TASK DETAILS —
In your reply, repeat every entry exactly and skip over each picture.

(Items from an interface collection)
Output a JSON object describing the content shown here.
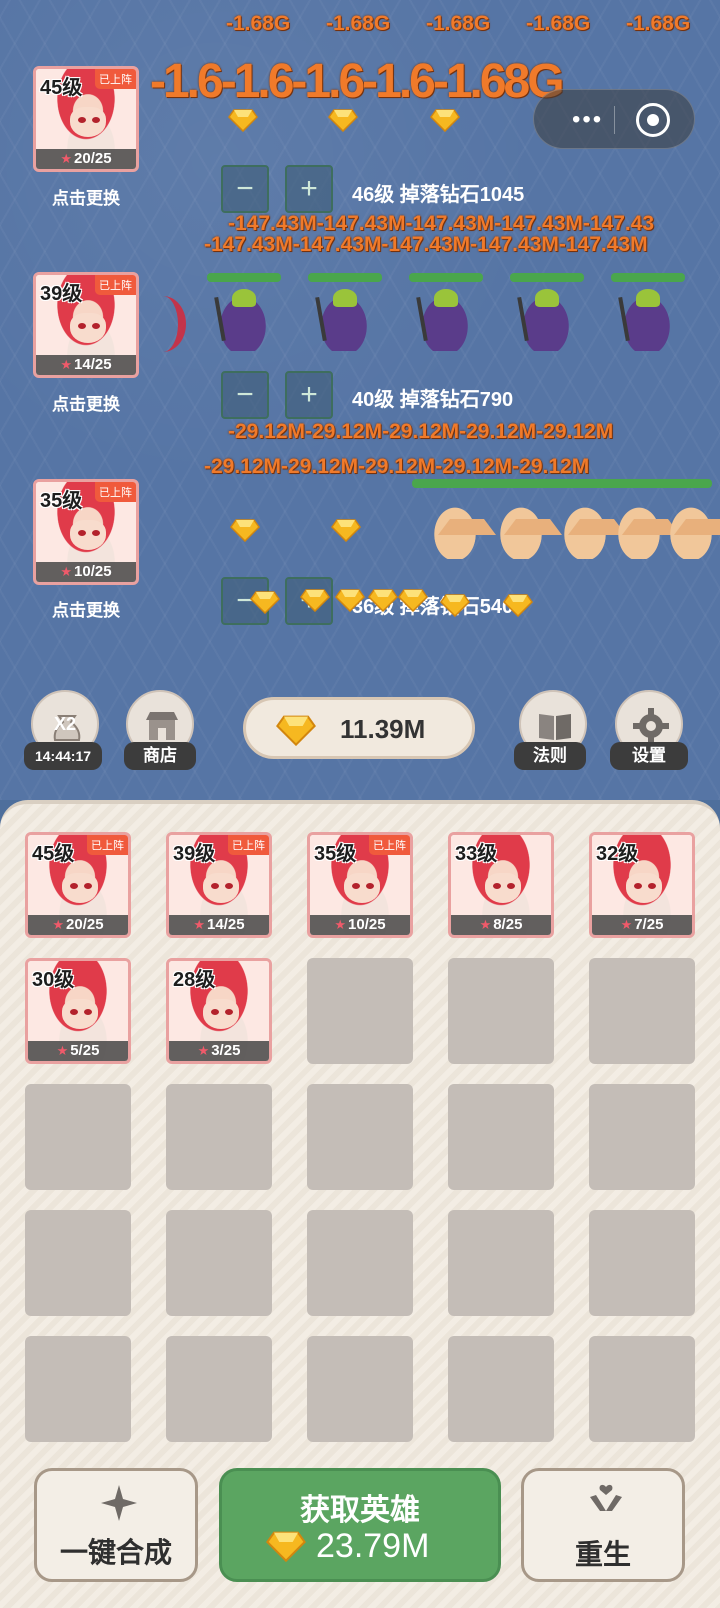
{
  "battle": {
    "damage_top_row": [
      "-1.68G",
      "-1.68G",
      "-1.68G",
      "-1.68G",
      "-1.68G"
    ],
    "damage_big": "-1.6-1.6-1.6-1.6-1.68G",
    "damage_row2_a": "-147.43M-147.43M-147.43M-147.43M-147.43",
    "damage_row2_b": "-147.43M-147.43M-147.43M-147.43M-147.43M",
    "damage_row3_a": "-29.12M-29.12M-29.12M-29.12M-29.12M",
    "damage_row3_b": "-29.12M-29.12M-29.12M-29.12M-29.12M"
  },
  "lanes": [
    {
      "hero_level": "45级",
      "onstage": "已上阵",
      "stars": "20/25",
      "swap": "点击更换",
      "minus": "−",
      "plus": "+",
      "label": "46级 掉落钻石1045"
    },
    {
      "hero_level": "39级",
      "onstage": "已上阵",
      "stars": "14/25",
      "swap": "点击更换",
      "minus": "−",
      "plus": "+",
      "label": "40级 掉落钻石790"
    },
    {
      "hero_level": "35级",
      "onstage": "已上阵",
      "stars": "10/25",
      "swap": "点击更换",
      "minus": "−",
      "plus": "+",
      "label": "36级 掉落钻石540"
    }
  ],
  "toolbar": {
    "x2": "X2",
    "timer": "14:44:17",
    "shop": "商店",
    "gems": "11.39M",
    "rules": "法则",
    "settings": "设置"
  },
  "capsule": {
    "more": "•••"
  },
  "inventory": [
    {
      "level": "45级",
      "onstage": "已上阵",
      "stars": "20/25"
    },
    {
      "level": "39级",
      "onstage": "已上阵",
      "stars": "14/25"
    },
    {
      "level": "35级",
      "onstage": "已上阵",
      "stars": "10/25"
    },
    {
      "level": "33级",
      "onstage": "",
      "stars": "8/25"
    },
    {
      "level": "32级",
      "onstage": "",
      "stars": "7/25"
    },
    {
      "level": "30级",
      "onstage": "",
      "stars": "5/25"
    },
    {
      "level": "28级",
      "onstage": "",
      "stars": "3/25"
    }
  ],
  "buttons": {
    "merge": "一键合成",
    "get_hero": "获取英雄",
    "get_hero_cost": "23.79M",
    "rebirth": "重生"
  },
  "colors": {
    "battle_bg": "#5675a5",
    "damage": "#f07a2a",
    "hp": "#4aa64c",
    "get_button": "#5ba561",
    "onstage_badge": "#f05a3c"
  }
}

EXERCISE SOLUTION —
Output a JSON object describing the content shown here.
{
  "battle": {
    "damage_top_row": [
      "-1.68G",
      "-1.68G",
      "-1.68G",
      "-1.68G",
      "-1.68G"
    ],
    "damage_big": "-1.6-1.6-1.6-1.6-1.68G",
    "damage_row2_a": "-147.43M-147.43M-147.43M-147.43M-147.43",
    "damage_row2_b": "-147.43M-147.43M-147.43M-147.43M-147.43M",
    "damage_row3_a": "-29.12M-29.12M-29.12M-29.12M-29.12M",
    "damage_row3_b": "-29.12M-29.12M-29.12M-29.12M-29.12M"
  },
  "lanes": [
    {
      "hero_level": "45级",
      "onstage": "已上阵",
      "stars": "20/25",
      "swap": "点击更换",
      "minus": "−",
      "plus": "+",
      "label": "46级 掉落钻石1045"
    },
    {
      "hero_level": "39级",
      "onstage": "已上阵",
      "stars": "14/25",
      "swap": "点击更换",
      "minus": "−",
      "plus": "+",
      "label": "40级 掉落钻石790"
    },
    {
      "hero_level": "35级",
      "onstage": "已上阵",
      "stars": "10/25",
      "swap": "点击更换",
      "minus": "−",
      "plus": "+",
      "label": "36级 掉落钻石540"
    }
  ],
  "toolbar": {
    "x2": "X2",
    "timer": "14:44:17",
    "shop": "商店",
    "gems": "11.39M",
    "rules": "法则",
    "settings": "设置"
  },
  "capsule": {
    "more": "•••"
  },
  "inventory": [
    {
      "level": "45级",
      "onstage": "已上阵",
      "stars": "20/25"
    },
    {
      "level": "39级",
      "onstage": "已上阵",
      "stars": "14/25"
    },
    {
      "level": "35级",
      "onstage": "已上阵",
      "stars": "10/25"
    },
    {
      "level": "33级",
      "onstage": "",
      "stars": "8/25"
    },
    {
      "level": "32级",
      "onstage": "",
      "stars": "7/25"
    },
    {
      "level": "30级",
      "onstage": "",
      "stars": "5/25"
    },
    {
      "level": "28级",
      "onstage": "",
      "stars": "3/25"
    }
  ],
  "buttons": {
    "merge": "一键合成",
    "get_hero": "获取英雄",
    "get_hero_cost": "23.79M",
    "rebirth": "重生"
  },
  "colors": {
    "battle_bg": "#5675a5",
    "damage": "#f07a2a",
    "hp": "#4aa64c",
    "get_button": "#5ba561",
    "onstage_badge": "#f05a3c"
  }
}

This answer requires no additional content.